If you've ever wanted to know if a Django template is using a variable it shouldn't be, or not using a variable it should, this code will make both cases fail loudly. Django's default template behaviour is to silently replace missing variables with an empty string, and ignore unused variables.

To use this code you can either:

  1. wrap your Context (or RequestContext) object in your view with a ParanoidContextProxy that will fail on any attempt to access a missing variable, or
  2. use the paranoid_render_to_response function (or similar) to also require that every variable you pass be used in the template.

January 23, 2012

Ian Ward
excess
excess.org - News
» Urwid at Python Malaysia

I'll be giving a introductory-level presentation on Urwid at the Python Malaysia February Meetup in two weeks. I'm covering the basics with a short presentation and there should be plenty of time for questions or digging in deeper on any aspect.

[Update 2012-02-04]: Slides now available

[Update 2012-02-06 added some photos]

December 20, 2011

Ian Ward
excess
excess.org - News
» Super Meat Boy with Reconfigured Keys

The Humble Indie Bundle #4 was nice enough to bring Super Meat Boy and a bunch of other great games to Linux. The SMB people however seem to want to punish you for playing on a keyboard and leave you with SPACE as jump, SHIFT as run, and no way to reconfigure the keys.

Here is a little xmodmap script that makes playing on a keyboard much more enjoyable:

keysym x = space
keysym z = Shift_L

Just save this as xmodmap.meat and then run xmodmap -pke > xmodmap.orig to save your original key settings.

Finally, run xmodmap xmodmap.meat before starting the game, and xmodmap xmodmap.orig when you're done.

December 19, 2011

Ian Ward
excess
excess.org - News
» Unfortunate Python

.red {color:red}

Python is a wonderful language, but some parts should really have bright WARNING signs all over them. There are features that just can't be used safely and others are that are useful but people tend to use in the wrong ways.

This is a rough transcript of the talk I gave at my local Python group on November 15, with some of the audience feed back mixed in. Most of this came from hanging around the Python IRC channel, something I highly recommend.

[update 2011-12-19: improved "array" critique, add "python -i" suggestion to "reload" critique, add html targets to sections]

[update 2011-12-20: include additional links from agentultra and ffrinch]

[update 2012-01-06: added hasattr and find]

[update 2012-04-09: some links and syntax highlighting]

December 8, 2011

Ian Ward
excess
excess.org - News
» Speedometer 2.8 Released

This release adds the long-requested linear scale feature to Speedometer. You can now also adjust the minimum and maximum values displayed, and switch all units shown to bits per second.

November 29, 2011

Ian Ward
excess
excess.org - News
» Urwid 1.0.1 and 0.9.9.3 Released

Urwid maintenance releases 1.0.1 and 0.9.9.3 are now available.
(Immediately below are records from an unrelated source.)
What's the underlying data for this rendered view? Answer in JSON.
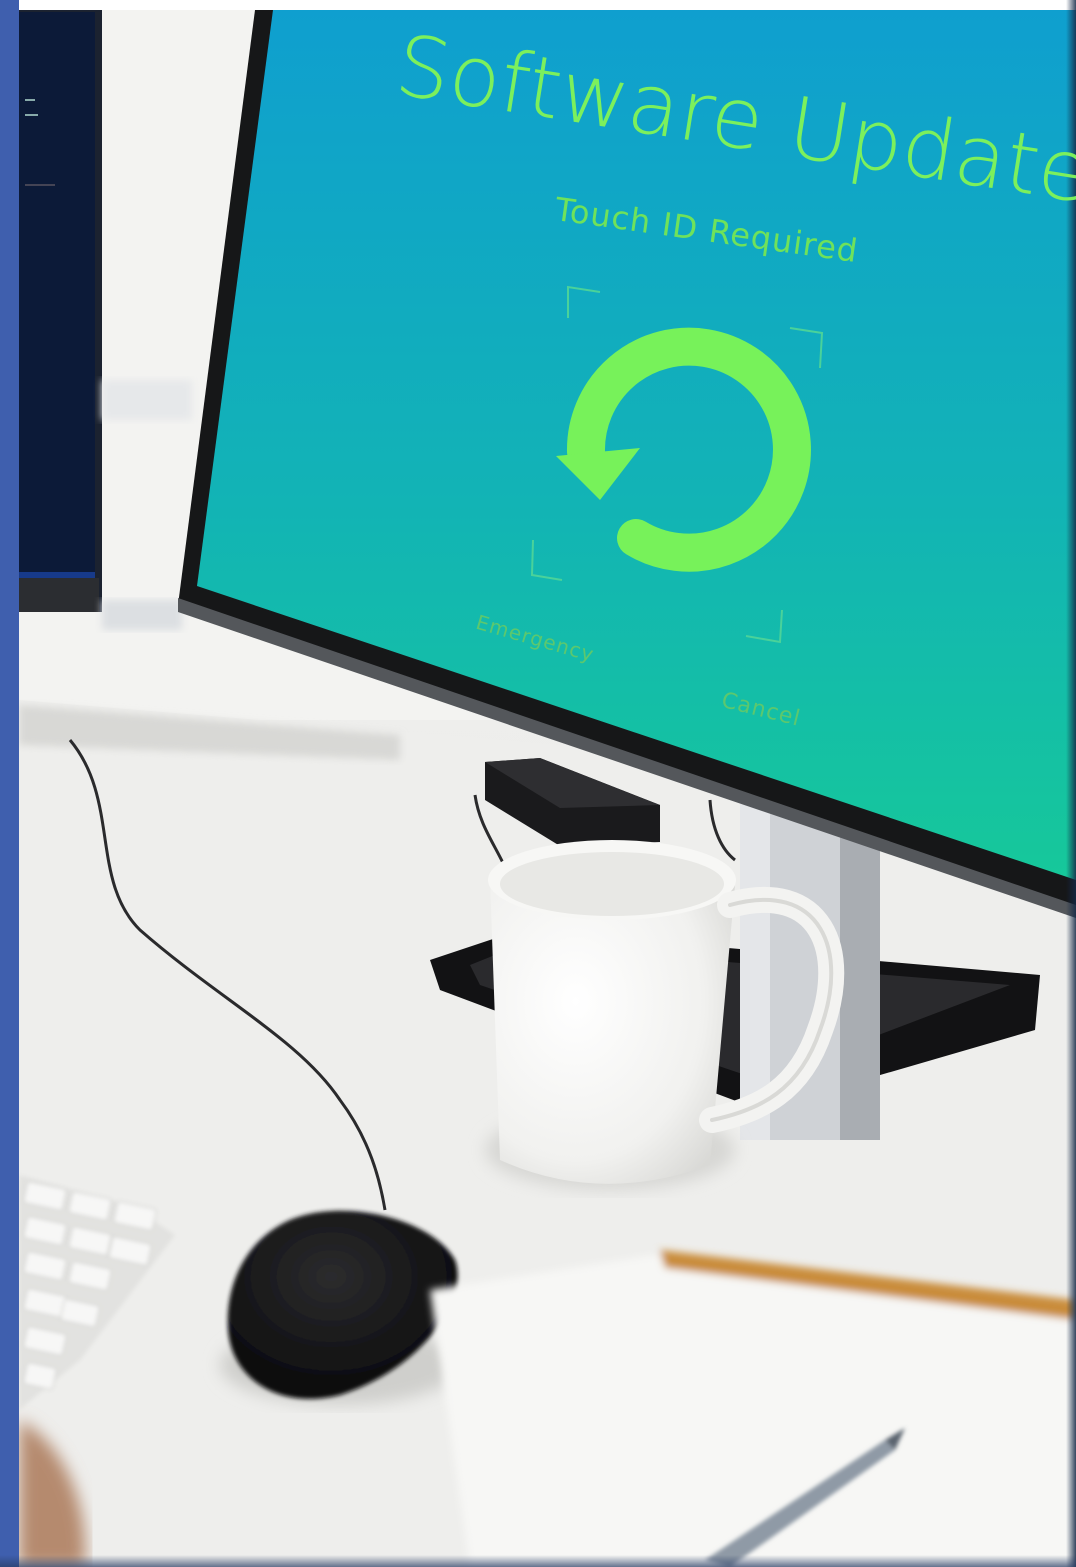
{
  "screen": {
    "title": "Software Update",
    "subtitle": "Touch ID Required",
    "emergency_label": "Emergency",
    "cancel_label": "Cancel",
    "icon": "refresh-arrow-icon"
  },
  "colors": {
    "screen_top": "#0f9fcf",
    "screen_bottom": "#16c89a",
    "screen_text": "#7cf05c",
    "icon": "#77f25a",
    "side_bar": "#3f5fae",
    "desk": "#f0f0ee"
  }
}
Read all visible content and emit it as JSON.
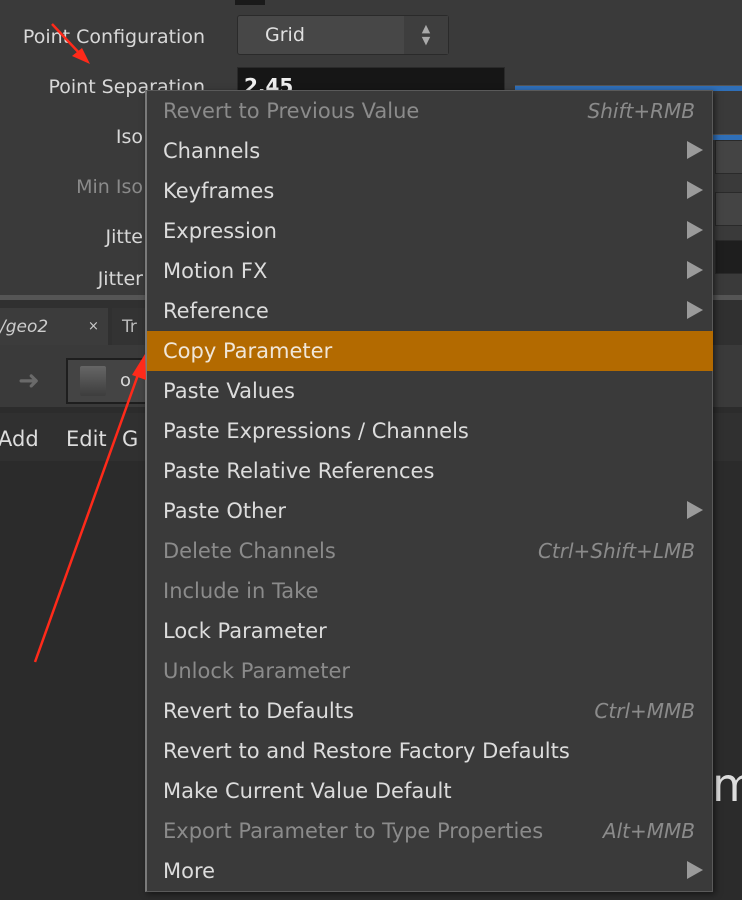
{
  "params": {
    "point_configuration_label": "Point Configuration",
    "point_configuration_value": "Grid",
    "point_separation_label": "Point Separation",
    "point_separation_value": "2.45",
    "iso_label": "Iso",
    "min_iso_label": "Min Iso",
    "jitter_label": "Jitte",
    "jitter2_label": "Jitter"
  },
  "tabs": [
    {
      "label": "/geo2",
      "close": "×"
    },
    {
      "label": "Tr"
    }
  ],
  "path": {
    "label": "o"
  },
  "menubar": {
    "items": [
      "Add",
      "Edit",
      "G"
    ]
  },
  "network": {
    "partial_text": "m"
  },
  "context_menu": {
    "highlight_color": "#b36a00",
    "items": [
      {
        "label": "Revert to Previous Value",
        "shortcut": "Shift+RMB",
        "disabled": true
      },
      {
        "label": "Channels",
        "submenu": true
      },
      {
        "label": "Keyframes",
        "submenu": true
      },
      {
        "label": "Expression",
        "submenu": true
      },
      {
        "label": "Motion FX",
        "submenu": true
      },
      {
        "label": "Reference",
        "submenu": true
      },
      {
        "label": "Copy Parameter",
        "highlighted": true
      },
      {
        "label": "Paste Values"
      },
      {
        "label": "Paste Expressions / Channels"
      },
      {
        "label": "Paste Relative References"
      },
      {
        "label": "Paste Other",
        "submenu": true
      },
      {
        "label": "Delete Channels",
        "shortcut": "Ctrl+Shift+LMB",
        "disabled": true
      },
      {
        "label": "Include in Take",
        "disabled": true
      },
      {
        "label": "Lock Parameter"
      },
      {
        "label": "Unlock Parameter",
        "disabled": true
      },
      {
        "label": "Revert to Defaults",
        "shortcut": "Ctrl+MMB"
      },
      {
        "label": "Revert to and Restore Factory Defaults"
      },
      {
        "label": "Make Current Value Default"
      },
      {
        "label": "Export Parameter to Type Properties",
        "shortcut": "Alt+MMB",
        "disabled": true
      },
      {
        "label": "More",
        "submenu": true
      }
    ]
  },
  "annotation_color": "#ff2a1a"
}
This may be the last 0.9.9 release, users are strongly encouraged to upgrade.

September 23, 2011

Ian Ward
excess
excess.org - News
» Urwid 1.0.0 Released

This is a major feature release for Urwid.

Happy 1.0 Urwid! It's been a great nearly-seven years since our first release. Huge thanks to everyone that's contributed code, docs, bug reports and help on the mailing list and IRC.

September 19, 2011

Ian Ward
excess
excess.org - News
» Widgets, Form Fields and Model Fields Explained

In any web application user data must be translated from HTML form data to native types and database types, and back again. Django web applcations are no different.

The "right way" to handle custom types is to extend Django's widgets, form fields and model fields. However, understanding exactly how these types perform each step of the conversion can be confusing. This post will attempt to explain how the data is converted at each stage and offer some advice about creating custom widgets, form fields and model fields.

This article is based on Django 1.3 and assumes the reader has experience creating and using Django forms, models and validation.